I originally worked as an painter/print-maker, before turning increasingly to collaborative book work in the 1990s. I found out about ‘deep mapping’ as specific practice quite late, and rather more by luck than judgement, but had somehow arrived at something very similar around 1999. At that time I begun working in a way that sat more more less midway between the performance-based deep mapping or theatre/archaeology developed by Mike Pearson, Cliff McLucas and Michael Shanks, and the ‘literary’ approach used by William Least Heat-Moon for his 1991 book PrairyErth: A Deep Map.
My way of working – through long, interlinked series of mutating images – is also influenced by the painter Ken Kiff’s wonderful Sequence (on which I produced a book), and by contact with supportive ethnographers and cultural geographers.
By the late 1990s I was regularly working on collaborative projects – with graduate students (the Bedminster Memory Map was the first of various commissions from Lloyds TSB), but also with an alter ego so as to explore issues of identity. In the summer of 1999 I started the Sowdun project, which would later mutate into the more expansive Debatable Lands project. Both are based on exploring a particular physical region – through walking, fieldwork and historical and ethnological research – and then allowing serendipity to kick in. The Sowdun project really took off, for example, when I noticed the gap between the cartographic representation of an archeological site in the small former parish in the English/Scottish Borders region and what actually happened ‘on the ground’. That gap then became linked to the tension between ‘fact’ and ‘fiction’ in relation to the ‘supernatural’ ballad Tam Lin.
I was very fortunate that the first of the four book works – Between Carterhaugh and Tamshiel Rig: a borderline episode (2004) (see http://www.land2.uwe.ac.uk/essay18.htm) – to eventually come from the Sowdun/Debatable Lands project came to the interest of an informal group of ethnologists through Ullrich Kockel, at that time a Professor of Ethnology at UWE, Bristol. Their interest helped both my thinking and my confidence, and so the book became the practical basis for my PhD. Exchange with this small group convinced me that I had found a valid form of open-ended, hybrid practice that would sustain my own creative interests. It also provided a degree of leverage within an increasingly constraining academic context where it was already apparent that the Research Assessment Exercise was going to militate against genuine trans-disciplinary work.
Since then I’ve published three other book works related to this same project, all with Wild Conversations Press.
I might easily have remained in ignorance of deep mapping but, between September 2006 and August 2008, I found myself acting as the UWE co-coordinator for an AHRC-funded network after someone else dropped out. Living in a material world: A cross-disciplinary location-based enquiry into the performativity of emptiness included staff from the universities of Bristol, Aberystwyth and UWE and included Mike Pearson.

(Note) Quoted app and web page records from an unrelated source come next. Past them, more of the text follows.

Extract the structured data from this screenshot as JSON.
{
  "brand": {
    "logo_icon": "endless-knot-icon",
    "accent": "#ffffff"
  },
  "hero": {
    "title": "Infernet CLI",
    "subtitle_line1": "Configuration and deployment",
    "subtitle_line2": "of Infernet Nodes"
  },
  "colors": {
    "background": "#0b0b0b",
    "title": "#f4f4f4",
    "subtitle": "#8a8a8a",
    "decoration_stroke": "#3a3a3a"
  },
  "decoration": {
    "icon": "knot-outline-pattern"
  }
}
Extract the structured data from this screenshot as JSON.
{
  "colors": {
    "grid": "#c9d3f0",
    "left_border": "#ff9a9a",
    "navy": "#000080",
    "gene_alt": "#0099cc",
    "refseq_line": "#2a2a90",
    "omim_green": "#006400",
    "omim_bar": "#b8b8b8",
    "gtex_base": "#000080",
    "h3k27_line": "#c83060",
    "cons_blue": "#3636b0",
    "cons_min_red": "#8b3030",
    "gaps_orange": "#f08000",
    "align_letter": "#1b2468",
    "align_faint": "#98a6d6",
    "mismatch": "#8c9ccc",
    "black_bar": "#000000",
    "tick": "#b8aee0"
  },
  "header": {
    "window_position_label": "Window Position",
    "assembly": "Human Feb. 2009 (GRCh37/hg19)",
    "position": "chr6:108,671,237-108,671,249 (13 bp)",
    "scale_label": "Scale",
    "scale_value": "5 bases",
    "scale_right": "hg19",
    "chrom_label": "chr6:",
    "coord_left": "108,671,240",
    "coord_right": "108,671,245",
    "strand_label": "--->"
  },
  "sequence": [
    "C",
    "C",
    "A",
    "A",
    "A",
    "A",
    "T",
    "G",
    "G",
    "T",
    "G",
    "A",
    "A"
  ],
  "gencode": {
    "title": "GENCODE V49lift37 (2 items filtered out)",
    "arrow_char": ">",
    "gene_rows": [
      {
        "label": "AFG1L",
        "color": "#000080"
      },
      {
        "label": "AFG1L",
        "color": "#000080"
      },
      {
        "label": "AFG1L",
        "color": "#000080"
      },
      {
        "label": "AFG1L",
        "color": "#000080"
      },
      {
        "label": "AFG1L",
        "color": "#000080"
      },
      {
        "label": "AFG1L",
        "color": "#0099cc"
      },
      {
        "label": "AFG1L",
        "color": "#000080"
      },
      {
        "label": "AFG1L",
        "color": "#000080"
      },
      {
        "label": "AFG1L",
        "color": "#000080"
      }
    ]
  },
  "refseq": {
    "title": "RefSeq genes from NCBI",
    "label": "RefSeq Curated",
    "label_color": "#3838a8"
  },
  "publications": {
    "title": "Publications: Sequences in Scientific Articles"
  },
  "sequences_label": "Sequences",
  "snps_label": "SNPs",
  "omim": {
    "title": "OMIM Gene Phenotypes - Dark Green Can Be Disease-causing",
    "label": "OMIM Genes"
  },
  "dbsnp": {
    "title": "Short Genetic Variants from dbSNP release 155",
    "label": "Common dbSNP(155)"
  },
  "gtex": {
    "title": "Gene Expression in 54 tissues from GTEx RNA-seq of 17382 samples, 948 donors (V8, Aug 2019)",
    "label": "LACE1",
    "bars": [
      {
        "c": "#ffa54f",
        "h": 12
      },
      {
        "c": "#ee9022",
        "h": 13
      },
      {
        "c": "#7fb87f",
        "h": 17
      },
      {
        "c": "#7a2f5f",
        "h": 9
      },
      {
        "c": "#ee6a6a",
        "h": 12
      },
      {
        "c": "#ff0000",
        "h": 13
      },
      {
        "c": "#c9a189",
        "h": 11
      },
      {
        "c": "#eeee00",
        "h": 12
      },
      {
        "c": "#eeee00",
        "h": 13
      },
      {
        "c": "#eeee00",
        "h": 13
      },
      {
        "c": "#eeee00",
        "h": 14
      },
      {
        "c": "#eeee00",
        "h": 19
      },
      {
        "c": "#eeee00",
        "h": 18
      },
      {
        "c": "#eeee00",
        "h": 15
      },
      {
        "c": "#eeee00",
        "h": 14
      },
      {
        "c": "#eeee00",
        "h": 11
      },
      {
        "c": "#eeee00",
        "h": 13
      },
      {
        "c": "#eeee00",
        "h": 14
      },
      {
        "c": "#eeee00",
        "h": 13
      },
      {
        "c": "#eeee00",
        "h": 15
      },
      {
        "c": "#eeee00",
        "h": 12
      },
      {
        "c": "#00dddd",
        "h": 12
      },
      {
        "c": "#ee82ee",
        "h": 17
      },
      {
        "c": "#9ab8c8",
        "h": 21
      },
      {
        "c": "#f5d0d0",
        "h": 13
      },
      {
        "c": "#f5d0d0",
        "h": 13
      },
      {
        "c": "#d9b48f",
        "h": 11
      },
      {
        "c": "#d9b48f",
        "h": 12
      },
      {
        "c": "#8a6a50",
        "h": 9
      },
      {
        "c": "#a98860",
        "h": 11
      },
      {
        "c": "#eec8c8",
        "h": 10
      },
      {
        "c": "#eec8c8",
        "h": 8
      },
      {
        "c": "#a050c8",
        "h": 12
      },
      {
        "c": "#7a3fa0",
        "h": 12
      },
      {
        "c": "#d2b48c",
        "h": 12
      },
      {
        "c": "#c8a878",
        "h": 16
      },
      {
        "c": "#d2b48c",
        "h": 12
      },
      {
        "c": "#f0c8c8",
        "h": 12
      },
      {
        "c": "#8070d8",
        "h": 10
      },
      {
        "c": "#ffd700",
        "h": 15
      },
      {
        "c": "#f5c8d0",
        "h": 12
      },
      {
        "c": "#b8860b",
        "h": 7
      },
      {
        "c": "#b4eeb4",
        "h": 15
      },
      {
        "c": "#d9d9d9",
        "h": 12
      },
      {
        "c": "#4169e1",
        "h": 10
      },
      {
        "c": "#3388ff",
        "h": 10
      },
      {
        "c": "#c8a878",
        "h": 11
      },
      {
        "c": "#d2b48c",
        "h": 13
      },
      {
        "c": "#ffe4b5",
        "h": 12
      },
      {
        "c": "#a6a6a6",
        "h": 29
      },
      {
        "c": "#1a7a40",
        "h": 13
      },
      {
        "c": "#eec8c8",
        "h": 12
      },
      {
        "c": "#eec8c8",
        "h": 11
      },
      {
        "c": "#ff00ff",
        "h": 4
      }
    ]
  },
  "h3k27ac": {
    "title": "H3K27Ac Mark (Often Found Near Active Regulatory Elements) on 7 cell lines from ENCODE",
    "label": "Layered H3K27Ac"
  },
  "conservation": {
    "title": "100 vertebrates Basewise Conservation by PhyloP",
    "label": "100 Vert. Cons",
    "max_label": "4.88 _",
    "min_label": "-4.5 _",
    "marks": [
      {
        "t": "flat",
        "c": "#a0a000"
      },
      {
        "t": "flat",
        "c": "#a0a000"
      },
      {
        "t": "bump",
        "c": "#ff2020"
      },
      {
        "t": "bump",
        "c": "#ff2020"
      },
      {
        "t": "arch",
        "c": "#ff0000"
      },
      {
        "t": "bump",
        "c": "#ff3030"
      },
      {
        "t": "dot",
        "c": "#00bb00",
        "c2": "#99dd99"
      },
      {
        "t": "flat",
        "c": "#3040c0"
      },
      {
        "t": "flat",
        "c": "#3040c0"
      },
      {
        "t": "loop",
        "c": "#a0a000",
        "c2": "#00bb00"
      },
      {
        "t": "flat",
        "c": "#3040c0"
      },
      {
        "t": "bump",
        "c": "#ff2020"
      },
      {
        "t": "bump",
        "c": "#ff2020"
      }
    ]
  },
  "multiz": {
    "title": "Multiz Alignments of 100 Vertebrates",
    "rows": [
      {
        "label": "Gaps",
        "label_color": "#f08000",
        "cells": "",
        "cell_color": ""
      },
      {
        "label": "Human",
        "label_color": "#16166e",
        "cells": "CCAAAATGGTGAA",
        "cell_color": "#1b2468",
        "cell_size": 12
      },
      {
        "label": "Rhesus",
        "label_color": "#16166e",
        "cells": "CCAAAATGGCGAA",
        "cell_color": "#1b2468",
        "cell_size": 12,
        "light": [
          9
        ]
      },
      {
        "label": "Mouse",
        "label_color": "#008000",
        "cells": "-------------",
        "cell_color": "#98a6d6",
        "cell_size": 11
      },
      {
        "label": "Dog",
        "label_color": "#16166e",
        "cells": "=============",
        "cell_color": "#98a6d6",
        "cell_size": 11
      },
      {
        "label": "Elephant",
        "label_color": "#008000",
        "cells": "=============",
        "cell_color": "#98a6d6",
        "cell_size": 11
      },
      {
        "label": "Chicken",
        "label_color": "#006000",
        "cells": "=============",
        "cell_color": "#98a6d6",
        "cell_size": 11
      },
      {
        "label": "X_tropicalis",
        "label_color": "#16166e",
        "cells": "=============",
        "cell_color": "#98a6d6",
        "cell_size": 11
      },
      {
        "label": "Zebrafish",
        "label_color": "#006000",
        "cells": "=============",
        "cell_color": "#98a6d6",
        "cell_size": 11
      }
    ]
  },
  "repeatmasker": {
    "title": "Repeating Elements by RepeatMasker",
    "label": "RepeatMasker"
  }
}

This contact – and the rich exchanges within the network of which it formed one part – allowing me to locate my particular practice historically – as an ethnographically inflected version of theatre/archaeology within a larger ‘deep mapping project that I see as including works such as the visual artist Lewis DeSoto’s Tahualtapa Project on one hand and that of Shanks, McLucas and Pearson on the other. Of the work that came out of my engagement in that network, three examples are included on this web site – Hidden Wars (2008) and two small ‘performed interventions’ related to my developing thinking of deep mapping – one undertaken at the army training center at Mynydd Epynt and a second at Avenmouth, later used to develop work relating to the western seaboard of the British Isles – On Western Edges (2009).
More recent projects, like Terra Incognita and work done in Cornwall, have their own pages here. I’m currently working on thinking through the relationship between deep mapping and Felix Guattari’s thinking in his Three Ecologies.
While the Debatable Lands project continues, I have also taken deep mapping into other contexts. In 2008 I became a member of a large interdisciplinary project Grey and Pleasant Land? An Interdisciplinary Exploration of the Connectivity of Older People in Rural Civic Society. I worked with a small team of four – including the artist Jane Bailey www.janebailey.co.uk – using deep mapping to explore the connectivities in play in rural communities as experienced by older people through a project entitled: Either Side of Delphy Bridge.
The Debatable Lands project has recently bifurcated, producing both time-based work – Uplands and Between – and the wall-based works Terra Incognita (all grass is flesh) with (and for) Anna Boulton Biggs (2010) and Notes towards a deep mapping (2012), which relates to a projected ‘novel’ intended to conclude the Debatable Lands project.